Saint Levant addresses Gaza war on stage at Coachella music festival

DUBAI: Saint Levant, a Palestinian French Algerian Serbian rapper, performed at the Coachella Valley Music and Arts Festival music festival in California on Saturday.

The musician used the opportunity to address the ongoing war in Gaza, saying: “Coachella, my name is Saint Levant and I was born in Jerusalem and raised in Gaza … as I hope all of you are aware, the people of Gaza have been undergoing a brutal, brutal genocide for the past six months. And the people of Palestine have been undergoing a brutal occupation for the past 75 years.”

Saint Levant performed a series of his hits, including “Nails,” “From Gaza, With Love” and a slowed-down version of “Very Few Friends.” The artist also performed “Deira” and “5am in Paris,” which was released last week.

“It’s about exile,” he said, describing the new song. “A feeling that us Palestinians know a bit too well.”

Born Marwan Abdelhamid in Jerusalem, the singer previously spoke to Arab News about his childhood.

“The actual cultural makeup is my mom is half-French and half-Algerian. My dad is Serbian, half-Palestinian. And they actually both grew up in Algeria.

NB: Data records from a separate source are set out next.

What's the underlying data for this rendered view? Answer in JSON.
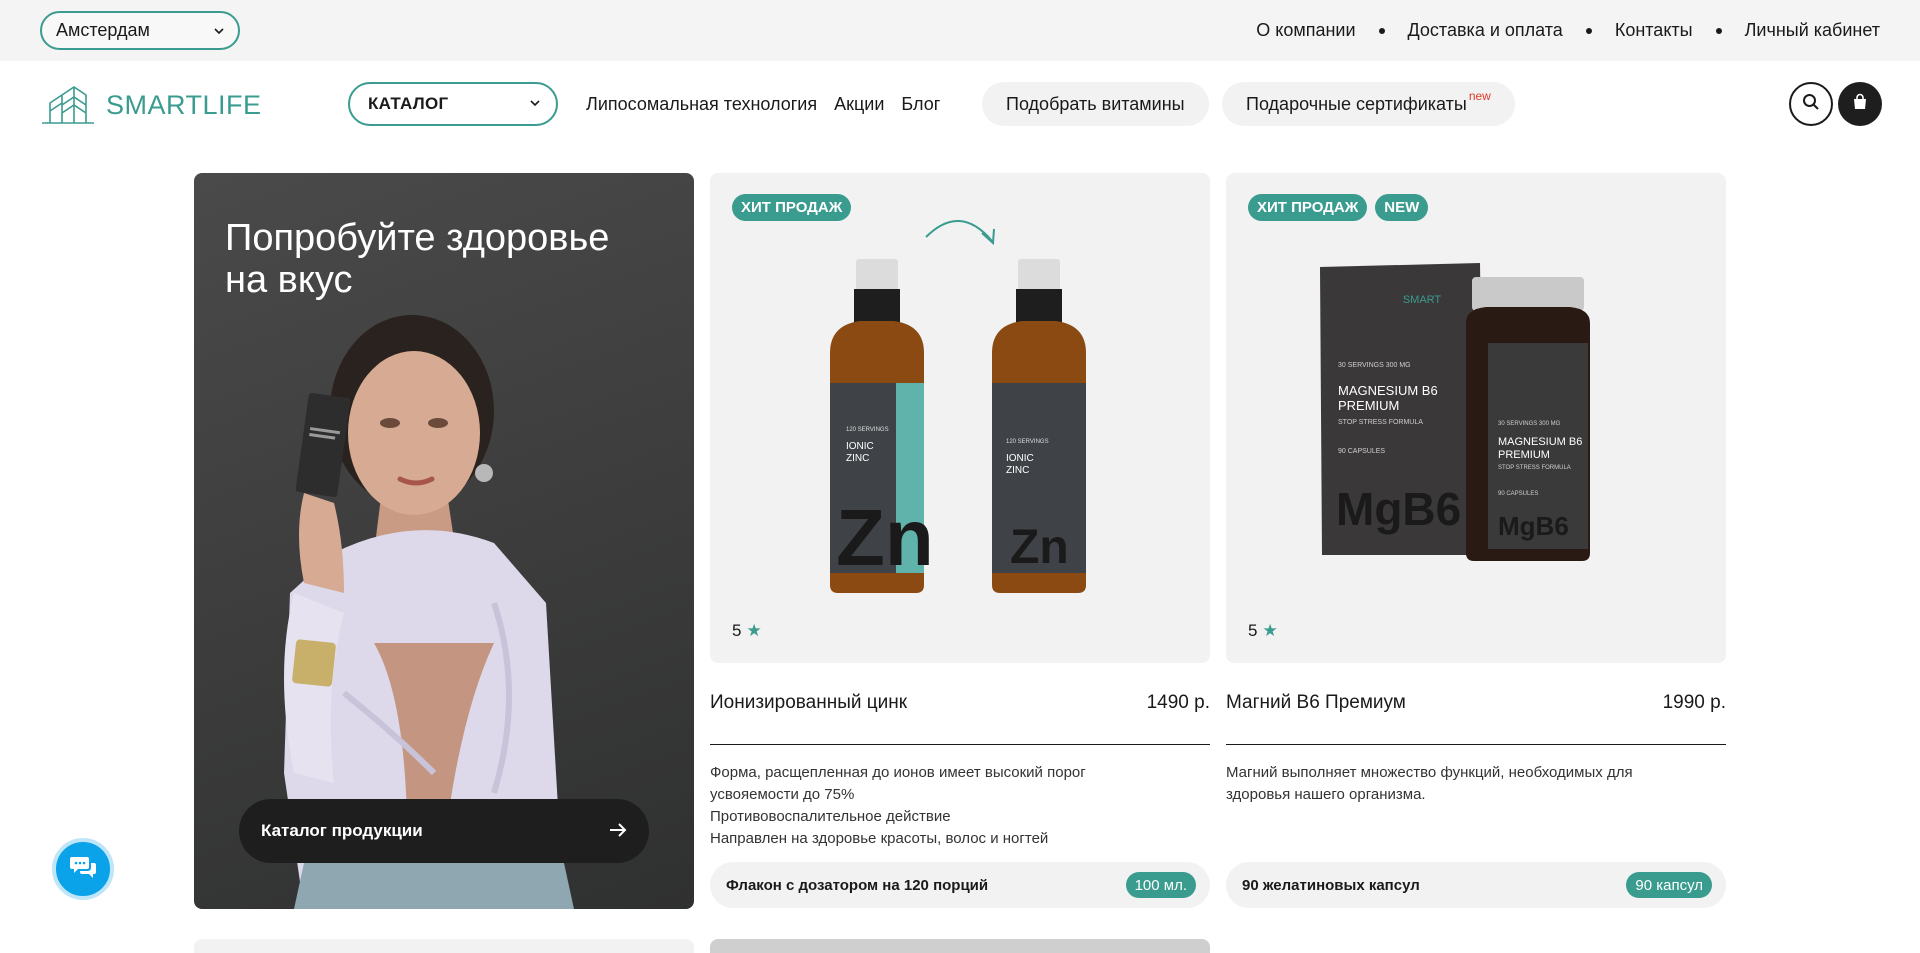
{
  "topbar": {
    "city": "Амстердам",
    "links": [
      "О компании",
      "Доставка и оплата",
      "Контакты",
      "Личный кабинет"
    ]
  },
  "header": {
    "logo_text": "SMARTLIFE",
    "catalog_label": "КАТАЛОГ",
    "nav": [
      "Липосомальная технология",
      "Акции",
      "Блог"
    ],
    "pick_vitamins": "Подобрать витамины",
    "gift_certificates": "Подарочные сертификаты",
    "gift_new": "new"
  },
  "promo": {
    "title": "Попробуйте здоровье на вкус",
    "cta": "Каталог продукции"
  },
  "products": [
    {
      "badges": [
        "ХИТ ПРОДАЖ"
      ],
      "rating": "5",
      "title": "Ионизированный цинк",
      "price": "1490 р.",
      "desc": [
        "Форма, расщепленная до ионов имеет высокий порог усвояемости до 75%",
        "Противовоспалительное действие",
        "Направлен на здоровье красоты, волос и ногтей"
      ],
      "foot": "Флакон с дозатором на 120 порций",
      "foot_badge": "100 мл.",
      "label_lines": [
        "IONIC",
        "ZINC"
      ],
      "big": "Zn",
      "small_top": "120 SERVINGS"
    },
    {
      "badges": [
        "ХИТ ПРОДАЖ",
        "NEW"
      ],
      "rating": "5",
      "title": "Магний B6 Премиум",
      "price": "1990 р.",
      "desc": [
        "Магний выполняет множество функций, необходимых для здоровья нашего организма."
      ],
      "foot": "90 желатиновых капсул",
      "foot_badge": "90 капсул",
      "box_top": "30 SERVINGS   300 MG",
      "box_title_1": "MAGNESIUM B6",
      "box_title_2": "PREMIUM",
      "box_sub": "STOP STRESS FORMULA",
      "box_caps": "90 CAPSULES",
      "big": "MgB6",
      "brand": "SMART"
    }
  ],
  "colors": {
    "accent": "#3a9b8f",
    "chat": "#0aa2e8",
    "dark": "#1e1e1e"
  }
}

But they decided, in the early 90s, post the Oslo Accords, that Palestine was going to be free.

“So they went back, my dad went to live in Gaza in the early 1980s. And my dad actually built a hotel there and that’s where I grew up,” he said.

“For everyone, childhood is very meaningful. And for me, it was a juxtaposition because I remember the sound of the drones and the sounds of the bones. But more than anything, I remember the warmth, and the smell … and the taste of food and just the odd feeling of soil.”